→ PROBLEM TO SOLVE: Write every record out again exactly as shown below.

→ THE INPUT:
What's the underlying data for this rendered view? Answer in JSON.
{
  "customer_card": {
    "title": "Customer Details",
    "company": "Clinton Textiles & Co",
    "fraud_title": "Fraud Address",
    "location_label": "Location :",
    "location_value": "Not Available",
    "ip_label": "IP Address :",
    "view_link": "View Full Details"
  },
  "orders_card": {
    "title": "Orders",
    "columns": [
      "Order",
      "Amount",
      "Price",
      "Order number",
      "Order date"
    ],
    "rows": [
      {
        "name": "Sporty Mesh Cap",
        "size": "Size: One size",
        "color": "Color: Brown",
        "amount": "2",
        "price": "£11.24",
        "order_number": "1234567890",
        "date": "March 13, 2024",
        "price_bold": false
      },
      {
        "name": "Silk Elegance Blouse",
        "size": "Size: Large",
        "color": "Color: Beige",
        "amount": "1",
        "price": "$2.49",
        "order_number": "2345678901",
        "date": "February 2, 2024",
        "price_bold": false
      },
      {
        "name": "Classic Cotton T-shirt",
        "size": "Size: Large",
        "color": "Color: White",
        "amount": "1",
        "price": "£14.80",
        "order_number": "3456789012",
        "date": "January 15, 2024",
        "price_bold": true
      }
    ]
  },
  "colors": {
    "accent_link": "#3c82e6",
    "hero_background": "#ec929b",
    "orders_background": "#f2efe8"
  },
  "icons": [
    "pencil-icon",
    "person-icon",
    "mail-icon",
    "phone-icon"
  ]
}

→ ANSWER TO THIS PROBLEM:
What's the underlying data for this rendered view? Answer in JSON.
{
  "customer_card": {
    "title": "Customer Details",
    "company": "Clinton Textiles & Co",
    "fraud_title": "Fraud Address",
    "location_label": "Location :",
    "location_value": "Not Available",
    "ip_label": "IP Address :",
    "view_link": "View Full Details"
  },
  "orders_card": {
    "title": "Orders",
    "columns": [
      "Order",
      "Amount",
      "Price",
      "Order number",
      "Order date"
    ],
    "rows": [
      {
        "name": "Sporty Mesh Cap",
        "size": "Size: One size",
        "color": "Color: Brown",
        "amount": "2",
        "price": "£11.24",
        "order_number": "1234567890",
        "date": "March 13, 2024",
        "price_bold": false
      },
      {
        "name": "Silk Elegance Blouse",
        "size": "Size: Large",
        "color": "Color: Beige",
        "amount": "1",
        "price": "$2.49",
        "order_number": "2345678901",
        "date": "February 2, 2024",
        "price_bold": false
      },
      {
        "name": "Classic Cotton T-shirt",
        "size": "Size: Large",
        "color": "Color: White",
        "amount": "1",
        "price": "£14.80",
        "order_number": "3456789012",
        "date": "January 15, 2024",
        "price_bold": true
      }
    ]
  },
  "colors": {
    "accent_link": "#3c82e6",
    "hero_background": "#ec929b",
    "orders_background": "#f2efe8"
  },
  "icons": [
    "pencil-icon",
    "person-icon",
    "mail-icon",
    "phone-icon"
  ]
}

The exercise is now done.